START Information shown
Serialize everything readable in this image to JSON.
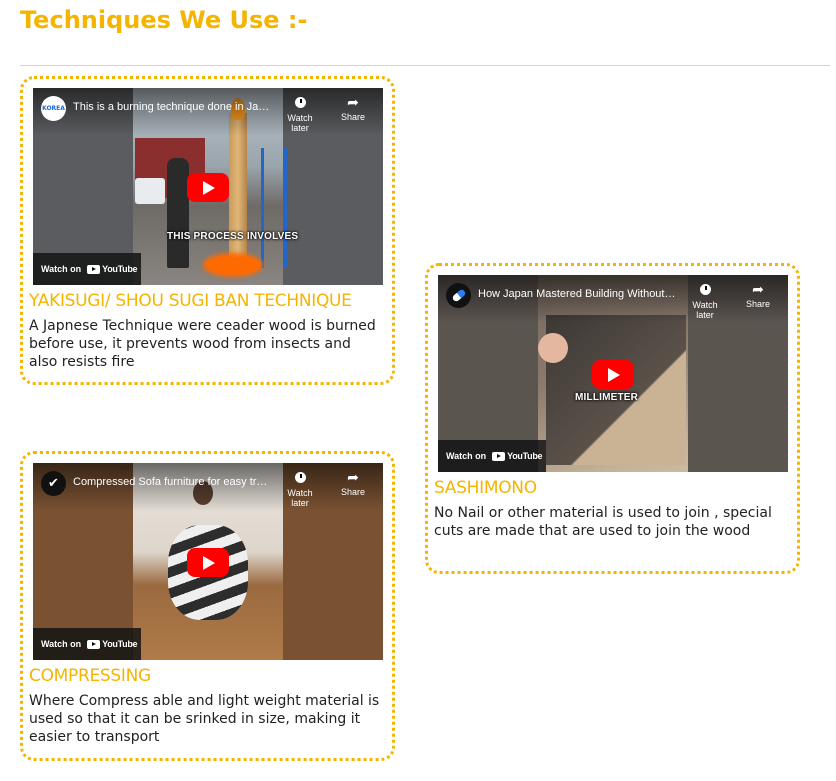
{
  "page": {
    "title": "Techniques We Use :-"
  },
  "cards": [
    {
      "title": "YAKISUGI/ SHOU SUGI BAN TECHNIQUE",
      "description": "A Japnese Technique were ceader wood is burned before use, it prevents wood from insects and also resists fire",
      "video": {
        "title": "This is a burning technique done in Japan...",
        "channel_label": "KOREA",
        "overlay_caption": "THIS PROCESS INVOLVES",
        "watch_later": "Watch later",
        "share": "Share",
        "watch_on": "Watch on",
        "youtube": "YouTube"
      }
    },
    {
      "title": "SASHIMONO",
      "description": "No Nail or other material is used to join , special cuts are made that are used to join the wood",
      "video": {
        "title": "How Japan Mastered Building Without Nails",
        "overlay_caption": "MILLIMETER",
        "watch_later": "Watch later",
        "share": "Share",
        "watch_on": "Watch on",
        "youtube": "YouTube"
      }
    },
    {
      "title": "COMPRESSING",
      "description": "Where Compress able and light weight material is used so that it can be srinked in size, making it easier to transport",
      "video": {
        "title": "Compressed Sofa furniture for easy transport",
        "watch_later": "Watch later",
        "share": "Share",
        "watch_on": "Watch on",
        "youtube": "YouTube"
      }
    }
  ],
  "colors": {
    "accent": "#f5b400",
    "play": "#ff0000",
    "text": "#222222"
  }
}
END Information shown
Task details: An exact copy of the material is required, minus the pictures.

Your solution:
Serialize everything readable in this image to JSON.
{
  "page": {
    "title": "Techniques We Use :-"
  },
  "cards": [
    {
      "title": "YAKISUGI/ SHOU SUGI BAN TECHNIQUE",
      "description": "A Japnese Technique were ceader wood is burned before use, it prevents wood from insects and also resists fire",
      "video": {
        "title": "This is a burning technique done in Japan...",
        "channel_label": "KOREA",
        "overlay_caption": "THIS PROCESS INVOLVES",
        "watch_later": "Watch later",
        "share": "Share",
        "watch_on": "Watch on",
        "youtube": "YouTube"
      }
    },
    {
      "title": "SASHIMONO",
      "description": "No Nail or other material is used to join , special cuts are made that are used to join the wood",
      "video": {
        "title": "How Japan Mastered Building Without Nails",
        "overlay_caption": "MILLIMETER",
        "watch_later": "Watch later",
        "share": "Share",
        "watch_on": "Watch on",
        "youtube": "YouTube"
      }
    },
    {
      "title": "COMPRESSING",
      "description": "Where Compress able and light weight material is used so that it can be srinked in size, making it easier to transport",
      "video": {
        "title": "Compressed Sofa furniture for easy transport",
        "watch_later": "Watch later",
        "share": "Share",
        "watch_on": "Watch on",
        "youtube": "YouTube"
      }
    }
  ],
  "colors": {
    "accent": "#f5b400",
    "play": "#ff0000",
    "text": "#222222"
  }
}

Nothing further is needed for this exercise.